> _The problem_: Please write out the listing exactly, with nothing altered.

################

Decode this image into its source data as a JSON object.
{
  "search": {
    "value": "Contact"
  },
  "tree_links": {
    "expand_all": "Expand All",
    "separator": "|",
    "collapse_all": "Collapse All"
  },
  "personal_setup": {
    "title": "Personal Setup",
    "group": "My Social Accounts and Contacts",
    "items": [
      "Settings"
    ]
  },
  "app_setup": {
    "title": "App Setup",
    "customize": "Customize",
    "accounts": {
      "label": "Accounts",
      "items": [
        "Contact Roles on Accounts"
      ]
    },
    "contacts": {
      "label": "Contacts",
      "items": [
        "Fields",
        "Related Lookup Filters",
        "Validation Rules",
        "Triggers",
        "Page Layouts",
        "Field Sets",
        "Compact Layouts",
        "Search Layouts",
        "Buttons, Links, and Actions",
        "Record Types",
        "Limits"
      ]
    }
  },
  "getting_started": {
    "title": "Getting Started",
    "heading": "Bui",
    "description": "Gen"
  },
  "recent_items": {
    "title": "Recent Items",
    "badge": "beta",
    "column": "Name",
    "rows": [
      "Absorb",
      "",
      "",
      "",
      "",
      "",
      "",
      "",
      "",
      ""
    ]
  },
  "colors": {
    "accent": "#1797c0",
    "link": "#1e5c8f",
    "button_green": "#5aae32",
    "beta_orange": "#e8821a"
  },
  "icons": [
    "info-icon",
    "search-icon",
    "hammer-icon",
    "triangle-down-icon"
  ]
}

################

> _Answer to this task_:
Decode this image into its source data as a JSON object.
{
  "search": {
    "value": "Contact"
  },
  "tree_links": {
    "expand_all": "Expand All",
    "separator": "|",
    "collapse_all": "Collapse All"
  },
  "personal_setup": {
    "title": "Personal Setup",
    "group": "My Social Accounts and Contacts",
    "items": [
      "Settings"
    ]
  },
  "app_setup": {
    "title": "App Setup",
    "customize": "Customize",
    "accounts": {
      "label": "Accounts",
      "items": [
        "Contact Roles on Accounts"
      ]
    },
    "contacts": {
      "label": "Contacts",
      "items": [
        "Fields",
        "Related Lookup Filters",
        "Validation Rules",
        "Triggers",
        "Page Layouts",
        "Field Sets",
        "Compact Layouts",
        "Search Layouts",
        "Buttons, Links, and Actions",
        "Record Types",
        "Limits"
      ]
    }
  },
  "getting_started": {
    "title": "Getting Started",
    "heading": "Bui",
    "description": "Gen"
  },
  "recent_items": {
    "title": "Recent Items",
    "badge": "beta",
    "column": "Name",
    "rows": [
      "Absorb",
      "",
      "",
      "",
      "",
      "",
      "",
      "",
      "",
      ""
    ]
  },
  "colors": {
    "accent": "#1797c0",
    "link": "#1e5c8f",
    "button_green": "#5aae32",
    "beta_orange": "#e8821a"
  },
  "icons": [
    "info-icon",
    "search-icon",
    "hammer-icon",
    "triangle-down-icon"
  ]
}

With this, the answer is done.